affordable. (http://www.chicagotribune.com/news/opinion/commentary/ct-roe-wade-abortion-jane-collective-flashback-perspec-0122-jm-20170119-story.html).
It actively worked to service women until historical court ruling Roe
v. Wade in 1973 that legalized abortions and thus, women’s right to choose what
to do with her body. (http://www.fwhc.org/jane.htm)

Feminist
organizations weren’t limited to white women only, African-American and Mexican-American
women also identified with slogans of feminist moment. Africa-American feminist
Doris Wright states in her petition: “Up to now, you’ve thought that your
situation in this society was very different from that of your white sister…
Energies that should be spent in furthering woman’s and thereby humanity’s
cause are caught up instead on another male ego trip by such
foaming-at-the-mouth phonies as the Black Panthers, Young Lords, Weathermen,
and other “social revolutionaries.” Another load of screaming male
chauvinists!” (Wright) As we see from her address, women, regardless of
color and race, were looking for the same liberties, which would be easier to
achieve as joined women’s front. However, African-American and Mexican-American feminist members were often exposed to racism
within feminists’ groups itself. This prompted establishment of separate
organizations of Chicanas in 1971 and National Black Feminist Organization in
1973. (Tompkins)

Gloria
Steinem, journalist and active member of women’s rights movement, energized
feminist movement even more when she “cofounded the Women’s Action Alliance in 1970” (Martinez)
and year later, the Ms. Magazine
that “brought
feminism out of the limited world of academia and radical politics and into
larger society.” (Martinez) This magazine drew women attention beyond marital status,
common household and fashion advice to serious issues of equal rights,
abortion, domestic violence (Lapham), and
women empowerment. “By the end of its
first year, the magazine had established the Ms. Foundation for Education and
Communication, a nonprofit organization to raise funds benefiting women’s
causes in the areas of employment, reproductive health, violence against women,
and issues affecting young women.” (Lapham) Same
year debuted book Our Bodies, Ourselves. It
first time ever publicly discussed women’s health, possible disease and
prevention, contraception and abortion. It had extreme popularity and have been
reissued multiple times. (Cullen-DuPont, Kathryn. “Our
Bodies, Ourselves.” ) Open discussion of women’s health prompted
women to learn more about their bodies, how to stay healthy and live life the
fullest.

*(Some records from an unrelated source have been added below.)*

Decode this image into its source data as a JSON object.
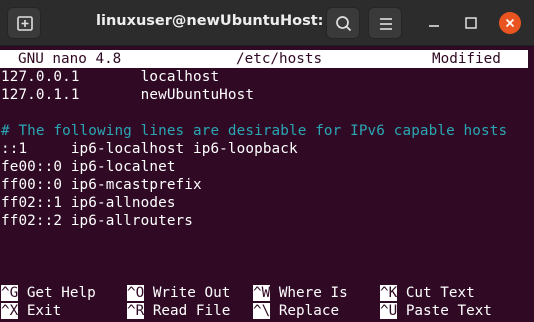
{
  "titlebar": {
    "title": "linuxuser@newUbuntuHost: ~",
    "new_tab_icon": "new-tab-icon",
    "search_icon": "search-icon",
    "menu_icon": "hamburger-menu-icon",
    "minimize_icon": "minimize-icon",
    "maximize_icon": "maximize-icon",
    "close_icon": "close-icon",
    "close_color": "#e95420"
  },
  "nano": {
    "version": "GNU nano 4.8",
    "filename": "/etc/hosts",
    "status": "Modified"
  },
  "file_lines": [
    "127.0.0.1       localhost",
    "127.0.1.1       newUbuntuHost",
    "",
    "# The following lines are desirable for IPv6 capable hosts",
    "::1     ip6-localhost ip6-loopback",
    "fe00::0 ip6-localnet",
    "ff00::0 ip6-mcastprefix",
    "ff02::1 ip6-allnodes",
    "ff02::2 ip6-allrouters"
  ],
  "shortcuts": [
    {
      "key": "^G",
      "label": "Get Help"
    },
    {
      "key": "^O",
      "label": "Write Out"
    },
    {
      "key": "^W",
      "label": "Where Is"
    },
    {
      "key": "^K",
      "label": "Cut Text"
    },
    {
      "key": "^X",
      "label": "Exit"
    },
    {
      "key": "^R",
      "label": "Read File"
    },
    {
      "key": "^\\",
      "label": "Replace"
    },
    {
      "key": "^U",
      "label": "Paste Text"
    }
  ],
  "colors": {
    "terminal_bg": "#300a24",
    "comment": "#2aa6b5",
    "text": "#ffffff"
  }
}
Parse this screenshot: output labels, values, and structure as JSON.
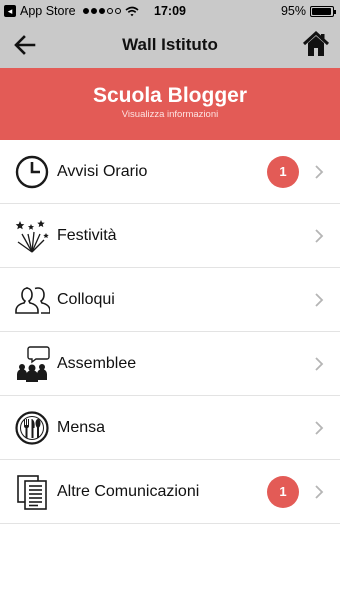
{
  "status_bar": {
    "carrier": "App Store",
    "back_glyph": "◂",
    "time": "17:09",
    "battery": "95%",
    "battery_level": 0.95
  },
  "nav": {
    "title": "Wall Istituto",
    "back_icon": "arrow-left-icon",
    "home_icon": "home-icon"
  },
  "banner": {
    "title": "Scuola Blogger",
    "subtitle": "Visualizza informazioni",
    "color": "#e35b56"
  },
  "menu": {
    "items": [
      {
        "label": "Avvisi Orario",
        "icon": "clock-icon",
        "badge": "1"
      },
      {
        "label": "Festività",
        "icon": "fireworks-icon",
        "badge": ""
      },
      {
        "label": "Colloqui",
        "icon": "people-icon",
        "badge": ""
      },
      {
        "label": "Assemblee",
        "icon": "meeting-icon",
        "badge": ""
      },
      {
        "label": "Mensa",
        "icon": "cutlery-icon",
        "badge": ""
      },
      {
        "label": "Altre Comunicazioni",
        "icon": "documents-icon",
        "badge": "1"
      }
    ]
  }
}
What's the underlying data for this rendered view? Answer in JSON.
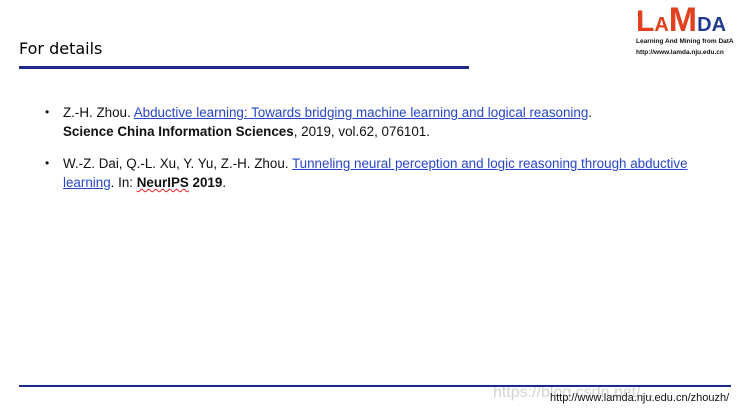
{
  "slide": {
    "title": "For details",
    "logo": {
      "letters": [
        "L",
        "A",
        "M",
        "D",
        "A"
      ],
      "tagline": "Learning And Mining from DatA",
      "url": "http://www.lamda.nju.edu.cn"
    },
    "references": [
      {
        "authors": "Z.-H. Zhou. ",
        "title_link": "Abductive learning: Towards bridging machine learning and logical reasoning",
        "after_title": ".",
        "venue": "Science China Information Sciences",
        "details": ", 2019, vol.62, 076101."
      },
      {
        "authors": "W.-Z. Dai, Q.-L. Xu, Y. Yu, Z.-H. Zhou. ",
        "title_link": "Tunneling neural perception and logic reasoning through abductive learning",
        "after_title": ". In: ",
        "venue_prefix": "NeurIPS",
        "venue_suffix": " 2019",
        "details": "."
      }
    ],
    "footer_url": "http://www.lamda.nju.edu.cn/zhouzh/",
    "watermark": "https://blog.csdn.net/..."
  },
  "colors": {
    "accent_rule": "#1f2a86",
    "link": "#2746c9",
    "logo_red": "#e2401f",
    "logo_blue": "#1f3b8f"
  }
}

The
60s and 70s was a period or major social reforms (“Women in American
History) that changed the life in America forever. During this time women
gained countless freedoms and opportunities that next generation of young women
had privilege to enjoy. (“Women in American History) Among of few:
legislations that prevented discrimination on bases of sex, religion, race, or
ethnicity, and equal pay; access to abortion; women taking higher and better
payed positions in the workforce; more women proceed degrees and entered mostly
man dominated professions, less sexual harassment in the workplace. Third wave
of feminism in 90s further improved social position of women. Today women
rights activists still working toward elimination of wage gap, breaking The
Glass Ceiling and on the Division of Domestic Labor to name a few.
(https://www.newstatesman.com/v-spot/2013/05/five-main-issues-facing-modern-feminism)
However, situation on those issues is slowly but steadily improving.